Time in the cogs both moves forward and goes round and round in the same place. If I could figure out how that’s possible I might be able to figure out life too. Why does the pain of crucifixion from two thousand years ago continue this day? Why does the throbbing in my rib come from deep down, as though it’s the continuation of an old pain? I think of Hayala’s words: There is a difference between past and history. While everyone is trying to give you a past, what they’re actually giving you is a history. In the former everything is alive, in the latter it’s dead. Yes but how can I tell the two apart? If I asked my doctor she would prescribe new medicines. If I asked Bek, he would look at me with concern. If I asked Hayala she would kiss me. If I asked my sister she would say, I miss you. I miss her too, but I don’t know what it is that I miss. (159)
Friends, a distant voice of a sister on the phone, objects, locations, lyrics, stories, encounters, and the discord of the city constitute the tunnels of the labyrinth Boratin needs to navigate. The city is haunted by its premodern architecture and by its Greek residents and culture. Band members convene at “Teodora’s Tavern.” The streets and cafes of Istanbul are crowded, parks haunted by beggars and strangers, the Bosphorus Bridge overwhelmed by traffic, the enormous shopping malls compress the city under a single glass roof. None of these console Boratin in his attempt to piece together his past.
A final attempt takes him in a cab ride across the Bosporus Bridge to Haydarpaşa railway station from where he will travel home to Nehirce, his hometown in Anatolia. In his blank mind, Haydarpaşa still runs. In reality, the station has been closed for some time and remains just another tourist attraction following a suspicious fire in 2010. The Bosphorus bridge physically connects the two continents of Europe and Asia, the two sides of the city of Istanbul and of Turkey, the narrative suggests. Yet, it fails to connect cultural divides. The city’s gateway to Asia and Anatolia, Haydarpaşa railway station, is closed (a symbol of Istanbul’s indifference to what lays on its East) and with it, Boratin’s access to his past.

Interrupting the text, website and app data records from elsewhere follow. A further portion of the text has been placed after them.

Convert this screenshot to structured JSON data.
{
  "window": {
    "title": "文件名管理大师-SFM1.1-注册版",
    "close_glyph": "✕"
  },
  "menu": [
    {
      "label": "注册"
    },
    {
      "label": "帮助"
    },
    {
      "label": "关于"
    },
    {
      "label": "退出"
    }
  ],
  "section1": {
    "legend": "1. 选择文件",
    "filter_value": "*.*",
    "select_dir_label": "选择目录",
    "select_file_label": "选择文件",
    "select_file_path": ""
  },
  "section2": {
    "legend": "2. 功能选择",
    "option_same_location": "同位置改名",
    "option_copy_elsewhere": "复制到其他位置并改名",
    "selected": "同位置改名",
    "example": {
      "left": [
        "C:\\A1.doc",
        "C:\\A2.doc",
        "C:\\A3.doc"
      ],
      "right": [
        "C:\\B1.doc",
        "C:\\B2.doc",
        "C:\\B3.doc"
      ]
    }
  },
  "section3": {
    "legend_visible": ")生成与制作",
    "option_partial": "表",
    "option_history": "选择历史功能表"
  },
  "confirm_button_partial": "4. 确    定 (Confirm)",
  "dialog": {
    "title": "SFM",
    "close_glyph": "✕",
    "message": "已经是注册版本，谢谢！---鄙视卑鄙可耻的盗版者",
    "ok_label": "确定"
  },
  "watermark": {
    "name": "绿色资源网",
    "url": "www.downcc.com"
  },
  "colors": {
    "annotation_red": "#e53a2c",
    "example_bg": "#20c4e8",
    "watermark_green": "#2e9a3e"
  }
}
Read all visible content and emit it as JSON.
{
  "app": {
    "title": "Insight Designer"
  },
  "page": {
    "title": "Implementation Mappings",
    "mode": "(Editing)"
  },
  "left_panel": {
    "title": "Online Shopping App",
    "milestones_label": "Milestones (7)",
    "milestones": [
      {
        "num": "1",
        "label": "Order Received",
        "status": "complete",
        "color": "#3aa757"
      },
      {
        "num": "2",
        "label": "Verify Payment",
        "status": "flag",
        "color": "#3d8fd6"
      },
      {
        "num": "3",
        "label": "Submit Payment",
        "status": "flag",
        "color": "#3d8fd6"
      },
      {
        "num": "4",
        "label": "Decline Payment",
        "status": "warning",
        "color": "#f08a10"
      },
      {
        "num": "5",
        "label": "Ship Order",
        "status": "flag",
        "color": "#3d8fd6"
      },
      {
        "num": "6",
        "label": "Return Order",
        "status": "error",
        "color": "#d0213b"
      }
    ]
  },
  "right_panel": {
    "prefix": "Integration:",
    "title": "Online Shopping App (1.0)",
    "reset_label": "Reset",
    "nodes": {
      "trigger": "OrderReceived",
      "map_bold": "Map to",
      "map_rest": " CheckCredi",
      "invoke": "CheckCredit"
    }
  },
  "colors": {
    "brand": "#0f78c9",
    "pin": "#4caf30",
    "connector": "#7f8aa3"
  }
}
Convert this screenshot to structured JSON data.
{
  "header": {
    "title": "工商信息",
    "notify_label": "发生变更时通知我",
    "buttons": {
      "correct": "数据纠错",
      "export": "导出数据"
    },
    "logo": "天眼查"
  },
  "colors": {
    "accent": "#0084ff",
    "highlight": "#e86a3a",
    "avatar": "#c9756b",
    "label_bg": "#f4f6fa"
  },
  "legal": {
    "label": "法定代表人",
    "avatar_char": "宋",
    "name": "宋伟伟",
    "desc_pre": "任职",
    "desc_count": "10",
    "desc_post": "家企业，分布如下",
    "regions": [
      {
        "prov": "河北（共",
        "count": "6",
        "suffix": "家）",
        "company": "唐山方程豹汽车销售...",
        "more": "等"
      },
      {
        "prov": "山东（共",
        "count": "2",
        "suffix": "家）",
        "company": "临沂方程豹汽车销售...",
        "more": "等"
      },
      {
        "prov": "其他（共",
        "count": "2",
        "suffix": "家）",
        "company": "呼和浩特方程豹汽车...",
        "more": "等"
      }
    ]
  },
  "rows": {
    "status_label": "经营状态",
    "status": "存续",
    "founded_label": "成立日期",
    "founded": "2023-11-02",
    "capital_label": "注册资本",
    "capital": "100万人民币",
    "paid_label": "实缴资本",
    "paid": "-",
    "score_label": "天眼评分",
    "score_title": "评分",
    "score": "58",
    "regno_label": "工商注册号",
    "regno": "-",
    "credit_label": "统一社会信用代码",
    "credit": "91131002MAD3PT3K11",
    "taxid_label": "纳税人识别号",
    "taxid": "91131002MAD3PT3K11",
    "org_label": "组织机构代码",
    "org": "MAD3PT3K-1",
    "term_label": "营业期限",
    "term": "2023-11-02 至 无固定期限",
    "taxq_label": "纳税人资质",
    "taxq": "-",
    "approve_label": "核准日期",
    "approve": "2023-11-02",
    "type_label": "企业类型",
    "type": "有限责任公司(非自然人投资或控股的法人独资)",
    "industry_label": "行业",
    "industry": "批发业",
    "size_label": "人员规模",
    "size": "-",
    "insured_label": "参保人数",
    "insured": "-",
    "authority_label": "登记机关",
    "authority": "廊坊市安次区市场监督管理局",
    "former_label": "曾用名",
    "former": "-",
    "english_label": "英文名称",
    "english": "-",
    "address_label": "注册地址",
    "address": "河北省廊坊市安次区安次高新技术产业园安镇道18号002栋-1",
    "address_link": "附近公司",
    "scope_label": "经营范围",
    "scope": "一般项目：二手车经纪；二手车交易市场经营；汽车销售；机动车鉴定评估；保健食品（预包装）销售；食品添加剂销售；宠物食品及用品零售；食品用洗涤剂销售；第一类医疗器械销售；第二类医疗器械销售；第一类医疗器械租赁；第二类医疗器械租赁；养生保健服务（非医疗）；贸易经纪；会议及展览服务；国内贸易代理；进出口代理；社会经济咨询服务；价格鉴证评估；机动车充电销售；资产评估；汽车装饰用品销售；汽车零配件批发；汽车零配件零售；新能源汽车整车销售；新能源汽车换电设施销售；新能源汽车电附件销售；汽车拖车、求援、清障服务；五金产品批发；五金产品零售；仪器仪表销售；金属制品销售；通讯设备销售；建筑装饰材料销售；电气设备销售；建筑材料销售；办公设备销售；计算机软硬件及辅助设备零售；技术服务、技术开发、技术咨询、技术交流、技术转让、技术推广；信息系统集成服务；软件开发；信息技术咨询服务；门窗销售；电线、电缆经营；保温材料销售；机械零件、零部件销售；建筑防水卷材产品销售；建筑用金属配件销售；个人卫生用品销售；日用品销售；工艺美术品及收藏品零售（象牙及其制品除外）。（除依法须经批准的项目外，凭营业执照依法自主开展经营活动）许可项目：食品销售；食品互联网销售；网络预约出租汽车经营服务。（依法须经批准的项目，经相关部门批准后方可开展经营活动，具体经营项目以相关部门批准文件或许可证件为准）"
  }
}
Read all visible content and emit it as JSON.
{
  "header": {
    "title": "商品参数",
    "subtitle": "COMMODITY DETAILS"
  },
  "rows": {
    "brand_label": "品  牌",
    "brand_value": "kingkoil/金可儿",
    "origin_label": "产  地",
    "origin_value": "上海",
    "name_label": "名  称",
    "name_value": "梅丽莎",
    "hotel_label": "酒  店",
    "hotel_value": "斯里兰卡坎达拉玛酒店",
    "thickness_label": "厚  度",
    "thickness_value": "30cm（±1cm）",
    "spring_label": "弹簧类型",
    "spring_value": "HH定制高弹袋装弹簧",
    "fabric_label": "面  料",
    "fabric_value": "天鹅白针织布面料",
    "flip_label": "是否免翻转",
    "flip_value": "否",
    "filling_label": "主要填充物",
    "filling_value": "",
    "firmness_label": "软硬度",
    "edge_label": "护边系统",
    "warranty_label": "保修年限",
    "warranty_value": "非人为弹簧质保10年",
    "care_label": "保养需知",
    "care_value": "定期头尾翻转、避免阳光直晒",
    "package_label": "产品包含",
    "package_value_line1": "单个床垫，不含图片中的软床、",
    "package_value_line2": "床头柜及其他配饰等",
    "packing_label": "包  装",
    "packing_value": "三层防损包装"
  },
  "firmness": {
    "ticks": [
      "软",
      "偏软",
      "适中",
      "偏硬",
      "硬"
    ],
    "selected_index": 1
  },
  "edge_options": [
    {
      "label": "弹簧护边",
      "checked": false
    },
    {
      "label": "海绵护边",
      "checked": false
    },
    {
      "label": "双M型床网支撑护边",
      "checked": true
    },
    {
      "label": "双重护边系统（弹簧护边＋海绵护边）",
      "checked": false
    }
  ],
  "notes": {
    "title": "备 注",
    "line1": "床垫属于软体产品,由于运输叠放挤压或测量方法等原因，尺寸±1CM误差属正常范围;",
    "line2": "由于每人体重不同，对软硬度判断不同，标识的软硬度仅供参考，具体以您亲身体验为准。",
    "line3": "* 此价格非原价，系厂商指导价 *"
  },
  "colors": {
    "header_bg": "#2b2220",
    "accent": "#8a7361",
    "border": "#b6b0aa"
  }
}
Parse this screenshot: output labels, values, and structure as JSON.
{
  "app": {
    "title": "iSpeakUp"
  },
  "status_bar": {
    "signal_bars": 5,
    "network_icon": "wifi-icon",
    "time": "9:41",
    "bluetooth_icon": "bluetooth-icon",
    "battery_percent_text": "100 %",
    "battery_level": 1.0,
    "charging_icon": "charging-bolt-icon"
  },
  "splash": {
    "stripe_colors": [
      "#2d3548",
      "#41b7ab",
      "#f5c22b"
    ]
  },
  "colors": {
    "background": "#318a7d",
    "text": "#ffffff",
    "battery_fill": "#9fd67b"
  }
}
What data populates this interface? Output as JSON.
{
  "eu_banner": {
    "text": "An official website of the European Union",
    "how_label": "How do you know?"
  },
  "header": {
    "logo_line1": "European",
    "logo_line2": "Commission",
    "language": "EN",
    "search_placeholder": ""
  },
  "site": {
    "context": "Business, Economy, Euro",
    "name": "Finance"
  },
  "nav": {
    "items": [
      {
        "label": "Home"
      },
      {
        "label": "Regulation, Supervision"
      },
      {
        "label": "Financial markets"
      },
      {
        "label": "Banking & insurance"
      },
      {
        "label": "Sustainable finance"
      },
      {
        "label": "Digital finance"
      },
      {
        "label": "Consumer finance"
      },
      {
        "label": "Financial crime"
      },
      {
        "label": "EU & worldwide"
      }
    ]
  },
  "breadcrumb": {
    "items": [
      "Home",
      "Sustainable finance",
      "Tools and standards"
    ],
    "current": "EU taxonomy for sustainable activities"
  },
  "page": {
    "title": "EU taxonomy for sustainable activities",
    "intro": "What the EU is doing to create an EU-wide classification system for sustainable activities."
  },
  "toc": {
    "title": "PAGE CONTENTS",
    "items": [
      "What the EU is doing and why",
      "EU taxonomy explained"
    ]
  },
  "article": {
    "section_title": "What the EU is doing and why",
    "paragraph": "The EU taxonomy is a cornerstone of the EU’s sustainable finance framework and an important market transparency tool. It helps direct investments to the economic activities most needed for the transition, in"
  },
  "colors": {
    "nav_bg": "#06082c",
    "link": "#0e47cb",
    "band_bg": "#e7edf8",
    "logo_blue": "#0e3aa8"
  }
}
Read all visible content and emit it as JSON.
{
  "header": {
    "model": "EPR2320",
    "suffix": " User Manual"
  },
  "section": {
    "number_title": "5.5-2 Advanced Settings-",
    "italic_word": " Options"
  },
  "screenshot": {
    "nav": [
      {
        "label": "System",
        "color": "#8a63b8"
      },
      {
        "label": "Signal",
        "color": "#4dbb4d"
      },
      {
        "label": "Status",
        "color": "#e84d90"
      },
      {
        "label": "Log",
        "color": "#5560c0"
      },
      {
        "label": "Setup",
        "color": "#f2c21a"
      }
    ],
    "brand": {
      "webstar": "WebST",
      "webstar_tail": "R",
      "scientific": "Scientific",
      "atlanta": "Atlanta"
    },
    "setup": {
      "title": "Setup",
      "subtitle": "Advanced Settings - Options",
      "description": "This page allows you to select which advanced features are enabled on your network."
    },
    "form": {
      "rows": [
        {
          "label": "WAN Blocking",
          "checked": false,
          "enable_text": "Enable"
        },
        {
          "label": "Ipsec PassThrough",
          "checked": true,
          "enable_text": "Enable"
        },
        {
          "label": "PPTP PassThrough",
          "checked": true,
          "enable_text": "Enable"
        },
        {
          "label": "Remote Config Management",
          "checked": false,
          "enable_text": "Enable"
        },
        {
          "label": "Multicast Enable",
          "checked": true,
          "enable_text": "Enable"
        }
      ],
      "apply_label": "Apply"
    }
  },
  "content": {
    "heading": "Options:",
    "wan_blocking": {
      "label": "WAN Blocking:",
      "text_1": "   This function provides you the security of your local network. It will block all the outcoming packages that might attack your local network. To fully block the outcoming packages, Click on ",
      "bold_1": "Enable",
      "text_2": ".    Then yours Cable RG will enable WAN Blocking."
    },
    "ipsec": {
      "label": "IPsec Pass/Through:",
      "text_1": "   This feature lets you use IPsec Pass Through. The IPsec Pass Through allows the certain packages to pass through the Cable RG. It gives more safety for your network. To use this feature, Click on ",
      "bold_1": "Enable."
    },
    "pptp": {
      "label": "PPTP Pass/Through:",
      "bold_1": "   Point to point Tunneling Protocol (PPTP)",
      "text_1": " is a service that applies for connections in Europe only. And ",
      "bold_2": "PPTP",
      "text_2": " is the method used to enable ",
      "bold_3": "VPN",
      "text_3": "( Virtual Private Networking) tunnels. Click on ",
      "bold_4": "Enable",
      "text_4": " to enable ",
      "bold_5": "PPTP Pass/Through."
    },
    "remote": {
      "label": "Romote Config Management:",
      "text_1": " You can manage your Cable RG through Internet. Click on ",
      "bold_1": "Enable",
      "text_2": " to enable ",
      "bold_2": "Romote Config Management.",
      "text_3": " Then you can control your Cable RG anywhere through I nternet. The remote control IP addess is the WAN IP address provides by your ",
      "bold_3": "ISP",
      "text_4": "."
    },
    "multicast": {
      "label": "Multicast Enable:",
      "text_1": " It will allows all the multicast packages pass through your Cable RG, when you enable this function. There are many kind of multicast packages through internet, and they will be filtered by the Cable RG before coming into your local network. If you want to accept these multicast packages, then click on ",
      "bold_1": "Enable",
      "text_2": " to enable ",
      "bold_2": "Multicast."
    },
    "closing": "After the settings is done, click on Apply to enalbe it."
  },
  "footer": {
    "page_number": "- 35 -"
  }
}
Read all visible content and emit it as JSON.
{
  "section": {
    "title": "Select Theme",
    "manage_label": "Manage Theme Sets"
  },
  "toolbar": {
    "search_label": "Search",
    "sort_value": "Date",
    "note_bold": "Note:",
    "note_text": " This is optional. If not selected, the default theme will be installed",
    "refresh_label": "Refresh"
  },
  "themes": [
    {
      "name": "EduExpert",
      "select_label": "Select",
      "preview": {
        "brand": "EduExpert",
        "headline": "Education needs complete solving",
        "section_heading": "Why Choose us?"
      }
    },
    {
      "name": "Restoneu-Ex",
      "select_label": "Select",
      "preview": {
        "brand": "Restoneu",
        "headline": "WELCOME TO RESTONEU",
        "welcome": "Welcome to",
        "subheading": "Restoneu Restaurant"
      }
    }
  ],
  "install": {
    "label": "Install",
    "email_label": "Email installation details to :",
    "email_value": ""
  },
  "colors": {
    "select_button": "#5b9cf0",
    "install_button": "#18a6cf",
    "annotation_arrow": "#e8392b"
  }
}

This interpretation is reinforced by a potential question the reader asks: “Is Nehirce an actual destination?”
Translation theory (from Friedrich Schleiermacher to Antoine Berman and Lawrence Venuti) has often used the terms “domestication” or “foreignization” to refer, respectively, to fluent translations that override the work’s cultural and linguistic specificity and those that observe closely the otherness of the original text. Needless to say, successful translations strike a balance between these two extremes. Ümit Hussein’s translation has accomplished this task. The translation is unburdened by extraneous footnotes and explanations. The translator has avoided flattening cultural expressions such as “Abla,” “Nana,” “simit,” “raki,” “saz,” “meze,” “pişmaniye,” “ezan” in the English. Instead, she seems to expect that the curious reader will look them up! The poetic passages quoted above should suffice to demonstrate the skill this translator has exercised in rendering with equal if not exceeding lyricism Sönmez’s Turkish. It is unfortunate that the publisher did not include the translator’s name on the cover of the book.
Sönmez, Burhan. Labyrinth. Translated by Ümit Hussein. Other Press, 2019.
Sevinç Türkkan is a translator from Turkish and a professor of comparative literature. Her translation of The Stone Building and Other Places by Aslı Erdoğan was a finalist for the 2019 PEN Translation Prize.